From there, Halse and Green started a pattern that would continue for many years.
“Half of the time has been spent working in Australia, New Zealand and England, and the other half spent backpacking, just following our dream and seeing the world,” explains Green.
Halse and Green had been on the same page from the beginning – they didn’t want to settle down, they didn’t want children, and they weren’t interested in a wedding.
But as an international couple with a foot on both sides of the globe, after a few years together the two decided marriage would make living across two continents a bit easier.
Their nuptials took place in New Zealand in August 2001, and Green’s family flew over from the UK for the celebrations. The couple were married in Halse’s mother’s backyard.

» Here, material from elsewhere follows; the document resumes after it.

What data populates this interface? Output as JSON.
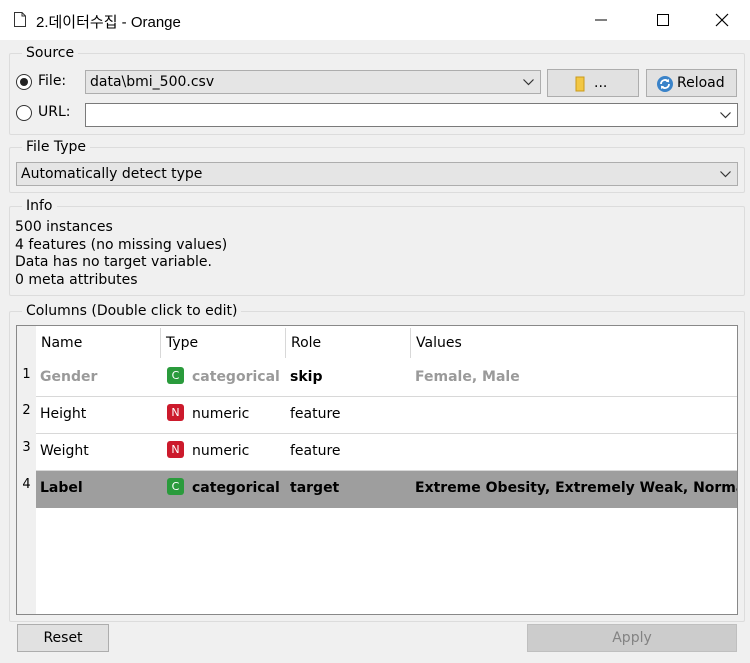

“We set up food and drink in the double garage, then later on various family members played guitars, and we sat around singing until the early hours of the morning,” recalls Halse. “It was such a great day, and definitely not a conventional wedding.”

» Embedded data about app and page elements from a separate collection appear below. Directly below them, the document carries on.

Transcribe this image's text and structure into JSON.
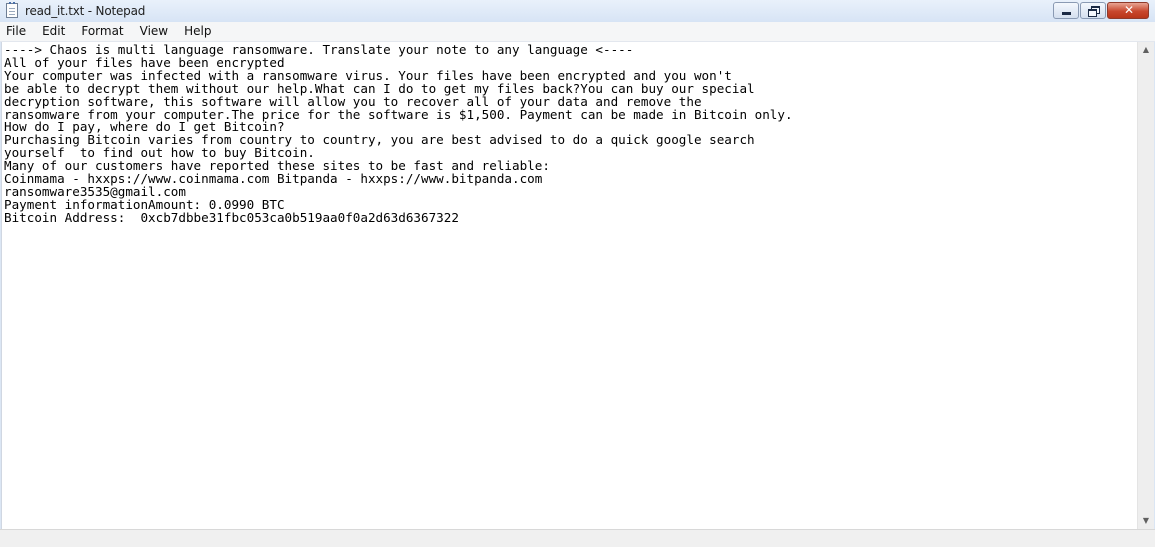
{
  "window": {
    "title": "read_it.txt - Notepad",
    "app_icon": "notepad-icon",
    "caption_buttons": [
      "minimize-icon",
      "restore-icon",
      "close-icon"
    ],
    "close_color": "#c8472e"
  },
  "menu": {
    "items": [
      "File",
      "Edit",
      "Format",
      "View",
      "Help"
    ]
  },
  "editor": {
    "lines": [
      "----> Chaos is multi language ransomware. Translate your note to any language <----",
      "All of your files have been encrypted",
      "Your computer was infected with a ransomware virus. Your files have been encrypted and you won't",
      "be able to decrypt them without our help.What can I do to get my files back?You can buy our special",
      "decryption software, this software will allow you to recover all of your data and remove the",
      "ransomware from your computer.The price for the software is $1,500. Payment can be made in Bitcoin only.",
      "How do I pay, where do I get Bitcoin?",
      "Purchasing Bitcoin varies from country to country, you are best advised to do a quick google search",
      "yourself  to find out how to buy Bitcoin.",
      "Many of our customers have reported these sites to be fast and reliable:",
      "Coinmama - hxxps://www.coinmama.com Bitpanda - hxxps://www.bitpanda.com",
      "ransomware3535@gmail.com",
      "Payment informationAmount: 0.0990 BTC",
      "Bitcoin Address:  0xcb7dbbe31fbc053ca0b519aa0f0a2d63d6367322"
    ]
  },
  "scrollbar": {
    "up_arrow": "▲",
    "down_arrow": "▼"
  }
}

The couple had also bonded early on over a commitment to living frugally, and prioritizing spending money on travel.
They say years avoiding splurging allowed them to retire in 2017, when they were in their late 40s.
“We worked out that if we live on a budget of between 20 and 25 US dollars a day, we can travel indefinitely,” says Halse.
Post-retirement, one of the first items on their travel agenda was a return trip to Nepal, just over 20 years since they’d first met there.
This time round, Halse and Green completed the Annapurna Circuit, and also trekked to Everest Base Camp, sans porters or guides.
The two say Nepal had changed in the intervening two decades, but it was incredible to be back. The couple returned to some of the teahouses they’d stayed in on that first trip, and even reencountered local people they’d met the first time round.
“It’s still my favorite country in the world, I think, of all the places I’ve been,” says Green. “I don’t know if it’s because I met Mandy there and that’s where my life changed.”
“Our goal is to give valuable budget travel advice to help others achieve the travel goals we have accomplished and to show how easy it is to travel the world as we do,” says Green of the project.
The Covid-19 pandemic temporarily grounded Halse and Green – first in Poland, and now in Portugal. But they’ve enjoyed this extended time in Europe. When the two were younger, they’d set themselves ambitious travel goals, aspiring to visit as many countries as possible, but more recently, they’ve enjoyed savoring travel experiences.
“We’re quite happy to travel slowly and see places at a leisurely pace, rather than race to tick off countries,” says Green.
Today, Halse and Green live the life they both dreamed of when they met as twentysomething backpackers.
“I think it’s really helped that we’ve been together because I think if I’d have been on my own, I might have just carried on working, maybe stayed in the UK and taken some holidays,” says Green.
“It’s just so nice to know that you’ve got someone with you – a bit like a best friend, but different than a best friend – a total soulmate,” says Halse.
They two consider February 29, the leap year, as the day they became a couple, so they enjoy celebrating that date when it rolls around every four years. During the intervening years, they celebrate on March 1, and always raise a glass on their August wedding anniversary too.
“It’s a great excuse to have multiple celebrations and we try to celebrate life every single day!” says Green. “We usually celebrate with a meal out or having a special experience together.”
As for Valentine’s Day, the romantic holiday is another chance for Halse and Green to reflect on their life together.
“We always celebrate Valentine’s Day as the day we first met, because that is very special for us,” says Green.
Over two decades later, the two never cease to marvel when they reflect on the moment they crossed paths in the teahouse in Nepal.
“I honestly think it was fated, so it was meant to be,” says Halse.
“A million decisions were made for us to come together. It’s incredible. It blows my mind thinking about it,” says Green.